The timber industry is one of Australia's manufacturing success stories. People will always use timber and there will always be timber due to its sustainability provided it is responsibly grown and managed.
Fortunately, this was recognised over 100 years ago when Richard Matthews (RM) Hyne, founder of Hyne Timber and Member of the Queensland Legislative Assembly successfully introduced a motion that the government take immediate action in the replanting of forests and the creation of a Department of Forestry.
And so, with the support of other such visionaries, the journey began towards ultimately establishing a forest and forest products research facility in 1918.
100 years on and Government officials, stakeholders and industry came together to reflect on the significance of research and science in this ever evolving and growing industry.

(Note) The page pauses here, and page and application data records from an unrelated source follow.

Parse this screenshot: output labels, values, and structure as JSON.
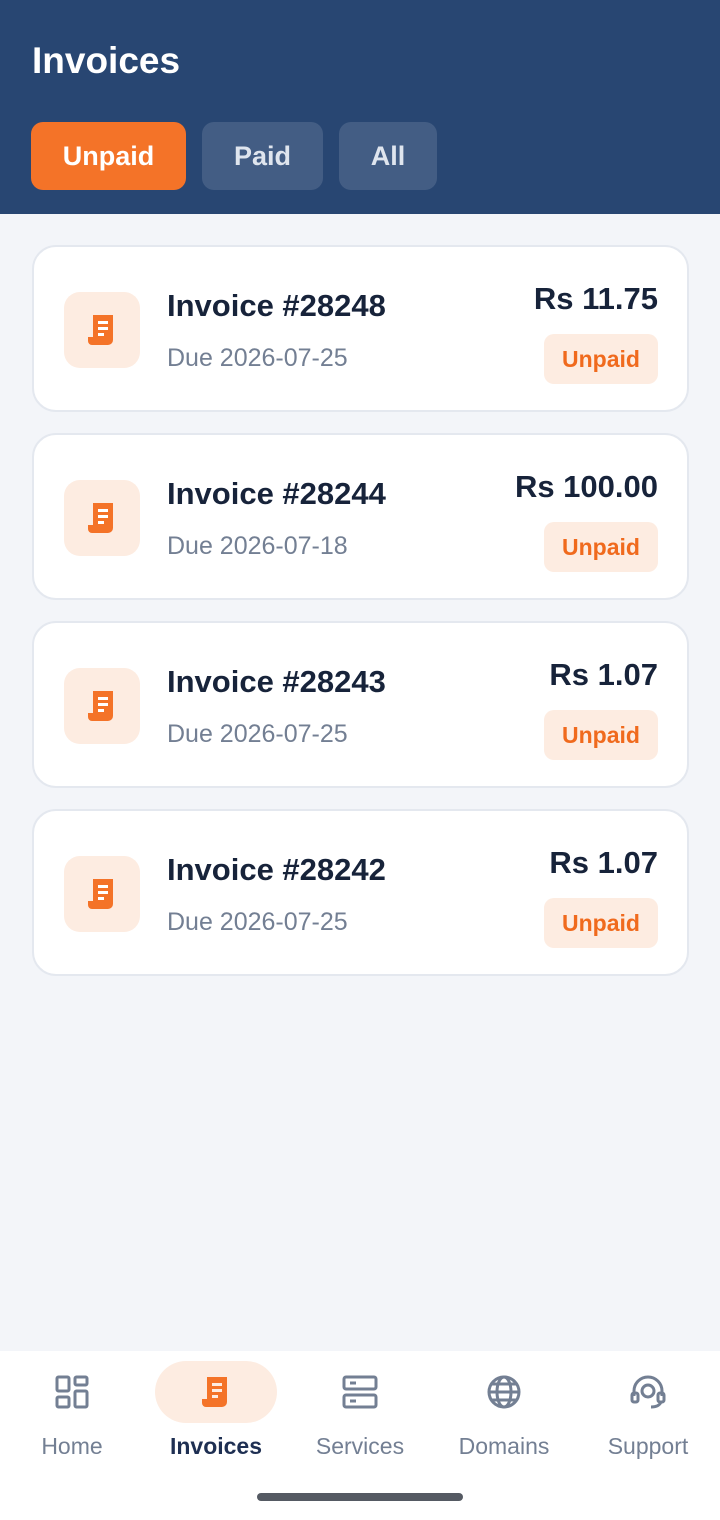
{
  "header": {
    "title": "Invoices"
  },
  "tabs": [
    {
      "label": "Unpaid",
      "active": true
    },
    {
      "label": "Paid",
      "active": false
    },
    {
      "label": "All",
      "active": false
    }
  ],
  "invoices": [
    {
      "title": "Invoice #28248",
      "due": "Due 2026-07-25",
      "amount": "Rs 11.75",
      "status": "Unpaid"
    },
    {
      "title": "Invoice #28244",
      "due": "Due 2026-07-18",
      "amount": "Rs 100.00",
      "status": "Unpaid"
    },
    {
      "title": "Invoice #28243",
      "due": "Due 2026-07-25",
      "amount": "Rs 1.07",
      "status": "Unpaid"
    },
    {
      "title": "Invoice #28242",
      "due": "Due 2026-07-25",
      "amount": "Rs 1.07",
      "status": "Unpaid"
    }
  ],
  "nav": [
    {
      "label": "Home",
      "icon": "dashboard-icon",
      "active": false
    },
    {
      "label": "Invoices",
      "icon": "receipt-icon",
      "active": true
    },
    {
      "label": "Services",
      "icon": "server-icon",
      "active": false
    },
    {
      "label": "Domains",
      "icon": "globe-icon",
      "active": false
    },
    {
      "label": "Support",
      "icon": "headset-icon",
      "active": false
    }
  ],
  "colors": {
    "header_bg": "#284672",
    "accent": "#f47328",
    "badge_bg": "#fdece1",
    "text_dark": "#17233a",
    "text_muted": "#737f93"
  }
}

During the centenary celebration, James Hyne, Executive Director of Hyne Timber spoke about the 100 years of Queensland Government research and development, supporting the industry's security and growth.
"Forestry and forest products need science. Trees are a living, natural resource and they all differ. What you can do with trees and how you can do it better has evolved significantly over the years and will never stop evolving, diversifying and improving provided we maintain a continued scientific focus.

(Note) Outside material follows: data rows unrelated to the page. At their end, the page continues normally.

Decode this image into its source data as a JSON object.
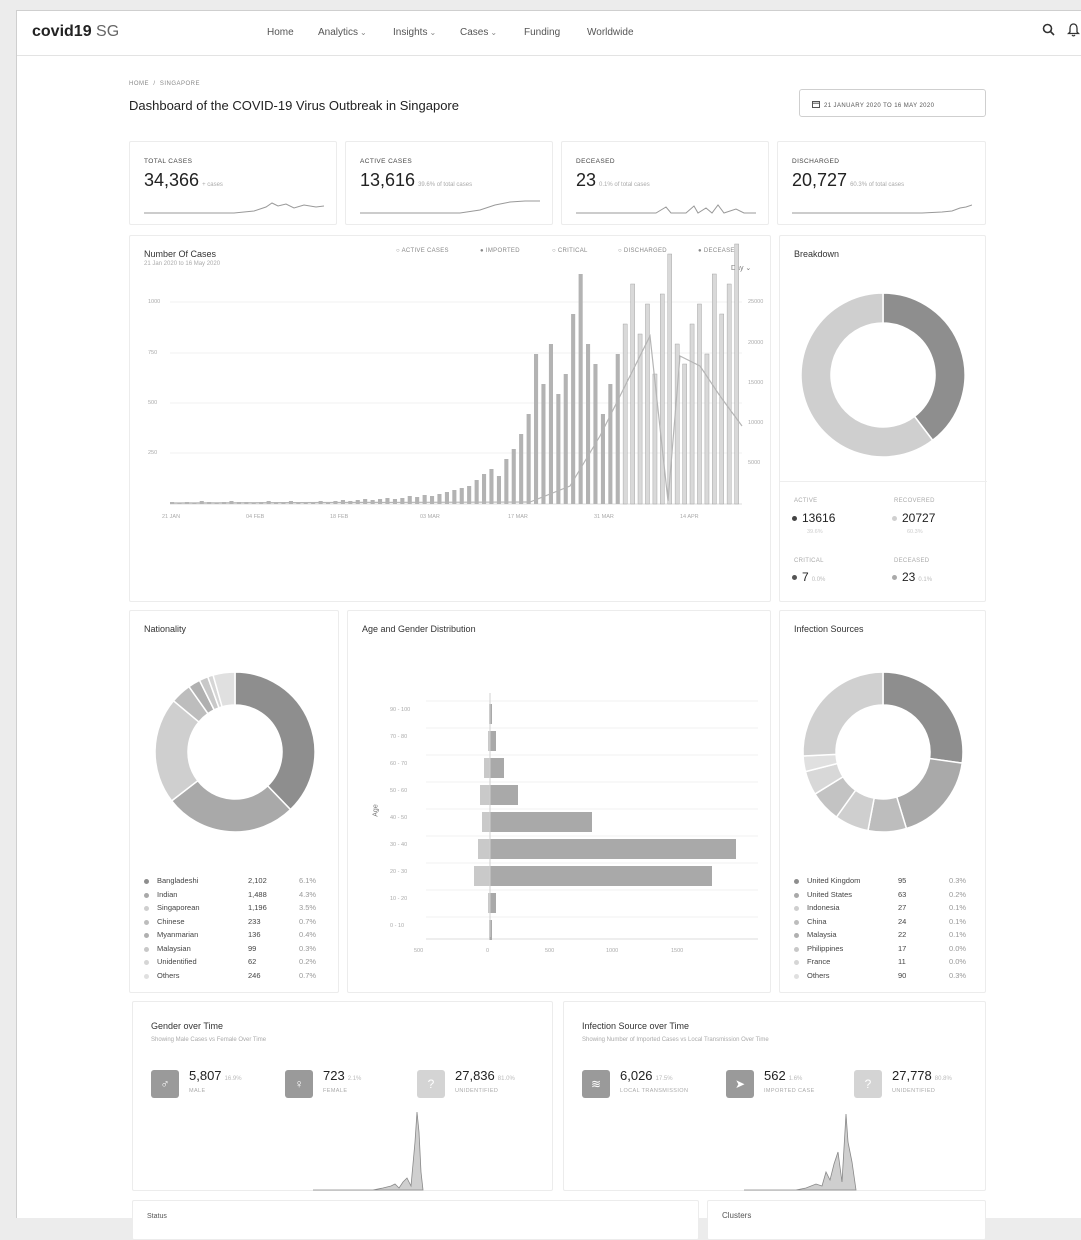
{
  "app": {
    "brand": "covid19",
    "brand_suffix": "SG"
  },
  "nav": [
    {
      "label": "Home",
      "dropdown": false
    },
    {
      "label": "Analytics",
      "dropdown": true
    },
    {
      "label": "Insights",
      "dropdown": true
    },
    {
      "label": "Cases",
      "dropdown": true
    },
    {
      "label": "Funding",
      "dropdown": false
    },
    {
      "label": "Worldwide",
      "dropdown": false
    }
  ],
  "icons": {
    "search": "search-icon",
    "notification": "bell-icon",
    "calendar": "calendar-icon",
    "male": "male-icon",
    "female": "female-icon",
    "unknown": "question-icon",
    "local": "wifi-icon",
    "imported": "plane-icon"
  },
  "breadcrumb": [
    "HOME",
    "SINGAPORE"
  ],
  "page_title": "Dashboard of the COVID-19 Virus Outbreak in Singapore",
  "date_range": "21 JANUARY 2020 TO 16 MAY 2020",
  "kpis": [
    {
      "label": "TOTAL CASES",
      "value": "34,366",
      "sub": "+ cases"
    },
    {
      "label": "ACTIVE CASES",
      "value": "13,616",
      "sub": "39.6% of total cases"
    },
    {
      "label": "DECEASED",
      "value": "23",
      "sub": "0.1% of total cases"
    },
    {
      "label": "DISCHARGED",
      "value": "20,727",
      "sub": "60.3% of total cases"
    }
  ],
  "cases_chart": {
    "title": "Number Of Cases",
    "subtitle": "21 Jan 2020 to 16 May 2020",
    "legend": [
      "ACTIVE CASES",
      "IMPORTED",
      "CRITICAL",
      "DISCHARGED",
      "DECEASED"
    ],
    "period_select": "Day",
    "y_left_ticks": [
      "1000",
      "750",
      "500",
      "250"
    ],
    "y_right_ticks": [
      "25000",
      "20000",
      "15000",
      "10000",
      "5000"
    ],
    "x_ticks": [
      "21 JAN",
      "04 FEB",
      "18 FEB",
      "03 MAR",
      "17 MAR",
      "31 MAR",
      "14 APR"
    ]
  },
  "breakdown": {
    "title": "Breakdown",
    "items": [
      {
        "label": "ACTIVE",
        "value": "13616",
        "sub": "39.6%"
      },
      {
        "label": "RECOVERED",
        "value": "20727",
        "sub": "60.3%"
      },
      {
        "label": "CRITICAL",
        "value": "7",
        "sub": "0.0%"
      },
      {
        "label": "DECEASED",
        "value": "23",
        "sub": "0.1%"
      }
    ]
  },
  "nationality": {
    "title": "Nationality",
    "rows": [
      {
        "name": "Bangladeshi",
        "count": "2,102",
        "pct": "6.1%"
      },
      {
        "name": "Indian",
        "count": "1,488",
        "pct": "4.3%"
      },
      {
        "name": "Singaporean",
        "count": "1,196",
        "pct": "3.5%"
      },
      {
        "name": "Chinese",
        "count": "233",
        "pct": "0.7%"
      },
      {
        "name": "Myanmarian",
        "count": "136",
        "pct": "0.4%"
      },
      {
        "name": "Malaysian",
        "count": "99",
        "pct": "0.3%"
      },
      {
        "name": "Unidentified",
        "count": "62",
        "pct": "0.2%"
      },
      {
        "name": "Others",
        "count": "246",
        "pct": "0.7%"
      }
    ]
  },
  "age_gender": {
    "title": "Age and Gender Distribution",
    "y_axis_label": "Age",
    "age_bands": [
      "90 - 100",
      "70 - 80",
      "60 - 70",
      "50 - 60",
      "40 - 50",
      "30 - 40",
      "20 - 30",
      "10 - 20",
      "0 - 10"
    ],
    "x_ticks": [
      "500",
      "0",
      "500",
      "1000",
      "1500"
    ]
  },
  "infection_sources": {
    "title": "Infection Sources",
    "rows": [
      {
        "name": "United Kingdom",
        "count": "95",
        "pct": "0.3%"
      },
      {
        "name": "United States",
        "count": "63",
        "pct": "0.2%"
      },
      {
        "name": "Indonesia",
        "count": "27",
        "pct": "0.1%"
      },
      {
        "name": "China",
        "count": "24",
        "pct": "0.1%"
      },
      {
        "name": "Malaysia",
        "count": "22",
        "pct": "0.1%"
      },
      {
        "name": "Philippines",
        "count": "17",
        "pct": "0.0%"
      },
      {
        "name": "France",
        "count": "11",
        "pct": "0.0%"
      },
      {
        "name": "Others",
        "count": "90",
        "pct": "0.3%"
      }
    ]
  },
  "gender_time": {
    "title": "Gender over Time",
    "subtitle": "Showing Male Cases vs Female Over Time",
    "stats": [
      {
        "value": "5,807",
        "pct": "16.9%",
        "label": "MALE"
      },
      {
        "value": "723",
        "pct": "2.1%",
        "label": "FEMALE"
      },
      {
        "value": "27,836",
        "pct": "81.0%",
        "label": "UNIDENTIFIED"
      }
    ]
  },
  "source_time": {
    "title": "Infection Source over Time",
    "subtitle": "Showing Number of Imported Cases vs Local Transmission Over Time",
    "stats": [
      {
        "value": "6,026",
        "pct": "17.5%",
        "label": "LOCAL TRANSMISSION"
      },
      {
        "value": "562",
        "pct": "1.6%",
        "label": "IMPORTED CASE"
      },
      {
        "value": "27,778",
        "pct": "80.8%",
        "label": "UNIDENTIFIED"
      }
    ]
  },
  "bottom_cards": [
    {
      "title": "Status"
    },
    {
      "title": "Clusters"
    }
  ],
  "colors": {
    "dark": "#8a8a8a",
    "mid": "#a8a8a8",
    "light": "#cfcfcf",
    "lighter": "#e2e2e2",
    "axis": "#dcdcdc"
  }
}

"Therefore, the Queensland Governments Department of Agriculture and Fisheries Salisbury Research Facility is a critical innovation centre.
"To name a few, the Facility has undertaken extensive work on drying plantation pines to improve the useability of the wood by increasing straightness and stability.

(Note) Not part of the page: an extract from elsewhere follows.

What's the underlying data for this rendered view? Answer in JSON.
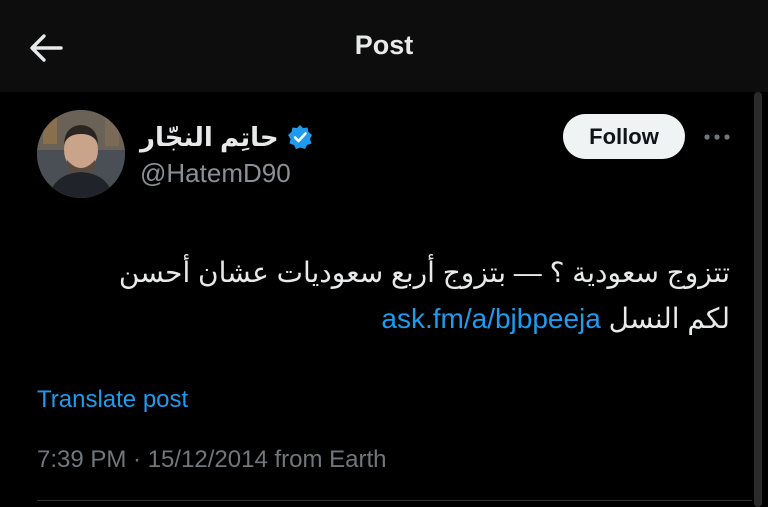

"The quality of our products is benchmarked by industry standards and certifications which are essential for builders and home owners using our products in the majority of Queensland homes. This facility has played an integral role and continues to be involved in underpinning such standards with a fundamental knowledge of timber product through extensive testing over many years." Mr Hyne said.
The research facility also introduced acoustic technology to enable the timber industry to make improvements on grading timber and ensuring quality products.
Preservation technology and ongoing improvements to treatments ensures durability of timber products and more efficient use of timber in exposed environments. The establishment of the termite resistance of exotic pines in Queensland was a milestone moment for industry and the community.
The Salisbury Research Facility's ongoing support provides a highly valuable, technical reference point for all manufacturing and optimised use of timber to further grow the industry.
The facility plays a significant role in educating and developing today's leaders including James Hyne himself during his formative years of his Cadetship.
Mr Hyne concluded his speech by taking the opportunity to officially thank the Queensland Government for the ongoing investment in the Facility.
"I'd like to thank the Queensland Government for their ongoing support and investment in forest and forest product research through the Salisbury Research Facility.
"The staff work with us as partners. They deliver technical expertise with a commercial, customer service focus. We appreciate the pride they take in their work and the passion they share for our industry.
"They are delivering growth to the forest and timber manufacturing sectors, creating many jobs predominantly in Queensland's regions while securing an extensive and diverse supply chain worth billions to the Queensland economy." Mr Hyne concluded.
James Hyne's Great, Great, Grandfather, RM Hyne emigrated to Australia from England with his wife in 1864.
As a qualified carpenter with a box of tools, he set to work as a successful builder and carpenter during the Gympie gold rush. However, as a visionary man of great initiative, in 1870 he took on the gold rush’s most lucrative job of all; he became the publican of the Mining Exchange Hotel!
Some years later, he moved to Maryborough, acquiring the lease of the Royal Hotel.
RM Hyne valued the Maryborough community, a value the company carry's forward to this day. He was immersed in civic affairs to improve education, health and other matters. He held the role of Mayor and was a highly respected man achieving many wins for the Wide Bay Region.
It was following the tragic death of his wife during the birth of his third child that he completely changed the course of his life. While retaining the Royal Hotel freehold, he was no longer the licensee.
He established Hyne Timber, then called the National Saw and Planing Mill on the banks of the Mary River in Maryborough in 1882.
Six years later when he was elected as the local member in the Queensland Legislative Assembly, he introduced a Women's Suffrage Bill, arguing strongly for gender equality. Unfortunately this was too visionary at that time and was defeated.
By now, he was a well-established timber manufacturer and well placed to understand and drive forest related policy.
He was one of the recognised pioneers who worked passionately to ensure the sustainability of forests and timber supply for generations to come.
Photo 1: Hyne Timber's Geoff Stringer and James Hyne with the Salisbury Research Facility Team
Photo 2: Hyne Timber Executive Director James Hyne with Vicki Lane, General Manager, Horticulture and Forestry Science, Queensland Government Department of Agriculture and Fisheries
Photo 3: Richard Matthews Hyne - Founder of Hyne Timber in 1882, Maryborough QLD